- **Exercise**:
Below are records; copy every line among them that contains the word "round".

------------------------

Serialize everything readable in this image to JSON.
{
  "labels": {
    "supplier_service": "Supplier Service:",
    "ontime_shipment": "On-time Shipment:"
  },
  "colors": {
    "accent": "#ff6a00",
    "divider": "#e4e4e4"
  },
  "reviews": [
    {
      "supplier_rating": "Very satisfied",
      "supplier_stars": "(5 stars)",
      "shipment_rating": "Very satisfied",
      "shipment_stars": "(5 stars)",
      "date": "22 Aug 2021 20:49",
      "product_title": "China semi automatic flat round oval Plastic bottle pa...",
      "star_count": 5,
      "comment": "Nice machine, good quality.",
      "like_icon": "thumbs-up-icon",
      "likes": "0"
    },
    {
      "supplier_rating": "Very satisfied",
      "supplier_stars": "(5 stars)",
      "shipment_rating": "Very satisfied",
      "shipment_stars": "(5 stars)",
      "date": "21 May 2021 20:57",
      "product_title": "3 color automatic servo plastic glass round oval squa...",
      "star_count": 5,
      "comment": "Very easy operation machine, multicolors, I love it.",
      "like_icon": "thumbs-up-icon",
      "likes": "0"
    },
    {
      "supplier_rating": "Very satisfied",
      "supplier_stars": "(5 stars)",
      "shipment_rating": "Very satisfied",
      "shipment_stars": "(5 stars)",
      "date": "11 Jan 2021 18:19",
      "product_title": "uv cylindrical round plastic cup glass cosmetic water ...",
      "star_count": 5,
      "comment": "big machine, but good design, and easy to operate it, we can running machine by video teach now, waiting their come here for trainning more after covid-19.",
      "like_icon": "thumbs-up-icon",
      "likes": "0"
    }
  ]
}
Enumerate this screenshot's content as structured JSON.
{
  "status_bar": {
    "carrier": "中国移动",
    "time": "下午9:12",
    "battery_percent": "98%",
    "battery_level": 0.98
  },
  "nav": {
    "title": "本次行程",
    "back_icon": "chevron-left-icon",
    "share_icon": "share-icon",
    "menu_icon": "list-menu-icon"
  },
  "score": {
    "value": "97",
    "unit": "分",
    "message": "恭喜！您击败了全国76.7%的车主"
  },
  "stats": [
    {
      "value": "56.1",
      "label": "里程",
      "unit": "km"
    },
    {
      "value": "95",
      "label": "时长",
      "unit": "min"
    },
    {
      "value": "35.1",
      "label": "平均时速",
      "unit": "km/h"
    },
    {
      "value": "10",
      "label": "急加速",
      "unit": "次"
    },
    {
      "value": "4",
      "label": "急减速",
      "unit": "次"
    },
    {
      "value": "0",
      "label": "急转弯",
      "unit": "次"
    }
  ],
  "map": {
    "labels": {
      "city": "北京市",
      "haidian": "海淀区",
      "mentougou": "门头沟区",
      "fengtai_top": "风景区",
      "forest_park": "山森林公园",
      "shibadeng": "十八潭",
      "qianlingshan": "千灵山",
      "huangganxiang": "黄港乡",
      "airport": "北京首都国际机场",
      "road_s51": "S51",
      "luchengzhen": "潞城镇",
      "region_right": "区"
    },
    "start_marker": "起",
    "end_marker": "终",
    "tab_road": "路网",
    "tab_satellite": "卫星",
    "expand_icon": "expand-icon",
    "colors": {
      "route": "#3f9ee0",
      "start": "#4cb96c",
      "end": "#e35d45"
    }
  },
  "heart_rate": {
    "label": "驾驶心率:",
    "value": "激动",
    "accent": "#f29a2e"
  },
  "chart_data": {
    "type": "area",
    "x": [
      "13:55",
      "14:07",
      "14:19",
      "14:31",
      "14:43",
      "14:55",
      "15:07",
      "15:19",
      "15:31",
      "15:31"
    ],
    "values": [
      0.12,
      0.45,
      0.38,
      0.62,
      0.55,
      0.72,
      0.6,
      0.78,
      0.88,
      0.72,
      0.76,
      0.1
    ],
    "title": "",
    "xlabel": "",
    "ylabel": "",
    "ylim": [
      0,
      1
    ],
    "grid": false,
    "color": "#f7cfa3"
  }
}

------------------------

- **Solution below**:
      "product_title": "China semi automatic flat round oval Plastic bottle pa...",
      "product_title": "3 color automatic servo plastic glass round oval squa...",
      "product_title": "uv cylindrical round plastic cup glass cosmetic water ...",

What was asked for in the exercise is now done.